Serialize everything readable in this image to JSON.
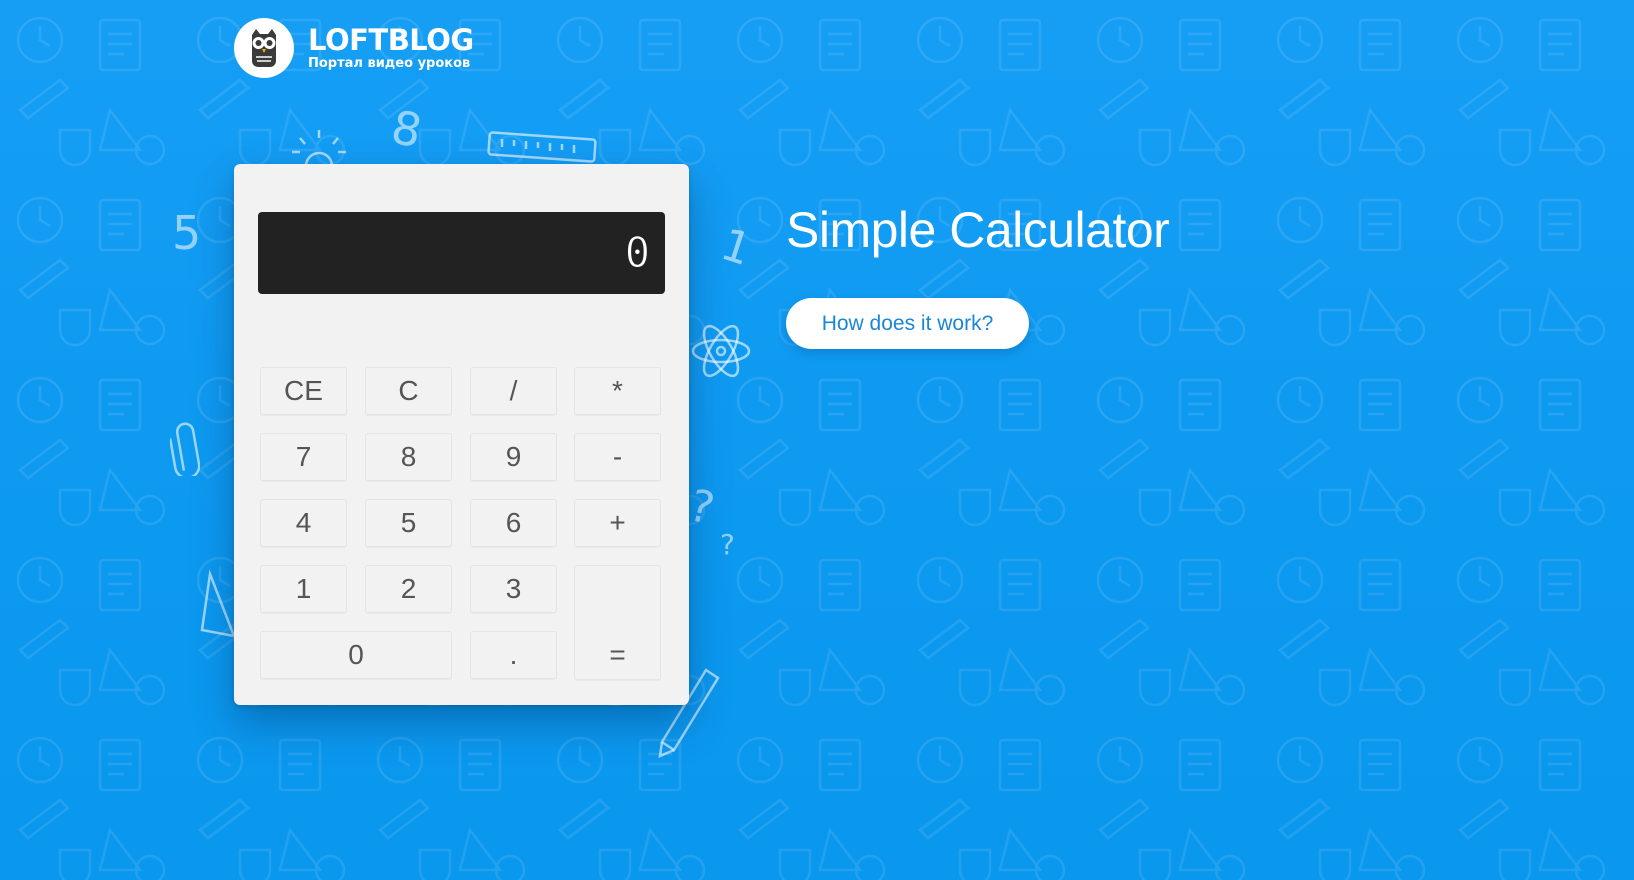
{
  "logo": {
    "name": "LOFTBLOG",
    "tagline": "Портал видео уроков"
  },
  "calculator": {
    "display_value": "0",
    "keys": {
      "ce": "CE",
      "c": "C",
      "divide": "/",
      "multiply": "*",
      "seven": "7",
      "eight": "8",
      "nine": "9",
      "minus": "-",
      "four": "4",
      "five": "5",
      "six": "6",
      "plus": "+",
      "one": "1",
      "two": "2",
      "three": "3",
      "zero": "0",
      "dot": ".",
      "equals": "="
    }
  },
  "main": {
    "title": "Simple Calculator",
    "how_button_label": "How does it work?"
  },
  "colors": {
    "background": "#0f9cf2",
    "button_text": "#1a86d6",
    "display": "#222222",
    "calculator_body": "#f2f2f2"
  }
}
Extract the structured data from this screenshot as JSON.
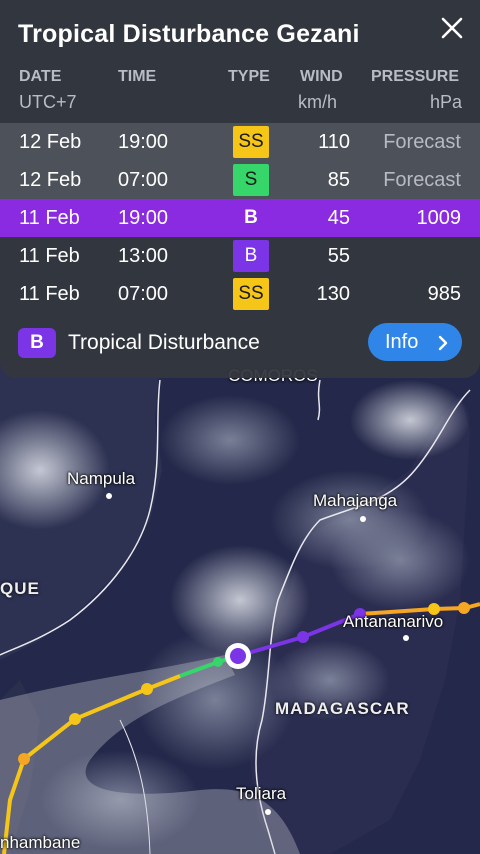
{
  "storm": {
    "title": "Tropical Disturbance Gezani"
  },
  "columns": {
    "date": "DATE",
    "time": "TIME",
    "type": "TYPE",
    "wind": "WIND",
    "pressure": "PRESSURE",
    "tz": "UTC+7",
    "wind_unit": "km/h",
    "pressure_unit": "hPa"
  },
  "rows": [
    {
      "date": "12 Feb",
      "time": "19:00",
      "type": "SS",
      "wind": "110",
      "pressure": "Forecast",
      "type_color": "#f5c518",
      "forecast": true
    },
    {
      "date": "12 Feb",
      "time": "07:00",
      "type": "S",
      "wind": "85",
      "pressure": "Forecast",
      "type_color": "#36d66b",
      "forecast": true
    },
    {
      "date": "11 Feb",
      "time": "19:00",
      "type": "B",
      "wind": "45",
      "pressure": "1009",
      "type_color": "#7b35e6",
      "selected": true
    },
    {
      "date": "11 Feb",
      "time": "13:00",
      "type": "B",
      "wind": "55",
      "pressure": "",
      "type_color": "#7b35e6"
    },
    {
      "date": "11 Feb",
      "time": "07:00",
      "type": "SS",
      "wind": "130",
      "pressure": "985",
      "type_color": "#f5c518"
    }
  ],
  "legend": {
    "badge": "B",
    "label": "Tropical Disturbance",
    "color": "#7b35e6"
  },
  "info_button": {
    "label": "Info",
    "icon": "chevron-right-icon"
  },
  "close_icon": "close-icon",
  "map": {
    "cities": {
      "nampula": "Nampula",
      "mahajanga": "Mahajanga",
      "antananarivo": "Antananarivo",
      "toliara": "Toliara",
      "inhambane": "nhambane",
      "comoros": "COMOROS"
    },
    "countries": {
      "madagascar": "MADAGASCAR",
      "mozambique": "QUE"
    }
  },
  "colors": {
    "selected_row": "#8a2be2",
    "accent": "#2f86e8",
    "panel": "#34373e"
  }
}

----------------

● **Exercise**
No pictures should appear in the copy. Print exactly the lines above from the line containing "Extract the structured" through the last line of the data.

● **Task response**
Extract the structured data from this screenshot as JSON.
{
  "storm": {
    "title": "Tropical Disturbance Gezani"
  },
  "columns": {
    "date": "DATE",
    "time": "TIME",
    "type": "TYPE",
    "wind": "WIND",
    "pressure": "PRESSURE",
    "tz": "UTC+7",
    "wind_unit": "km/h",
    "pressure_unit": "hPa"
  },
  "rows": [
    {
      "date": "12 Feb",
      "time": "19:00",
      "type": "SS",
      "wind": "110",
      "pressure": "Forecast",
      "type_color": "#f5c518",
      "forecast": true
    },
    {
      "date": "12 Feb",
      "time": "07:00",
      "type": "S",
      "wind": "85",
      "pressure": "Forecast",
      "type_color": "#36d66b",
      "forecast": true
    },
    {
      "date": "11 Feb",
      "time": "19:00",
      "type": "B",
      "wind": "45",
      "pressure": "1009",
      "type_color": "#7b35e6",
      "selected": true
    },
    {
      "date": "11 Feb",
      "time": "13:00",
      "type": "B",
      "wind": "55",
      "pressure": "",
      "type_color": "#7b35e6"
    },
    {
      "date": "11 Feb",
      "time": "07:00",
      "type": "SS",
      "wind": "130",
      "pressure": "985",
      "type_color": "#f5c518"
    }
  ],
  "legend": {
    "badge": "B",
    "label": "Tropical Disturbance",
    "color": "#7b35e6"
  },
  "info_button": {
    "label": "Info",
    "icon": "chevron-right-icon"
  },
  "close_icon": "close-icon",
  "map": {
    "cities": {
      "nampula": "Nampula",
      "mahajanga": "Mahajanga",
      "antananarivo": "Antananarivo",
      "toliara": "Toliara",
      "inhambane": "nhambane",
      "comoros": "COMOROS"
    },
    "countries": {
      "madagascar": "MADAGASCAR",
      "mozambique": "QUE"
    }
  },
  "colors": {
    "selected_row": "#8a2be2",
    "accent": "#2f86e8",
    "panel": "#34373e"
  }
}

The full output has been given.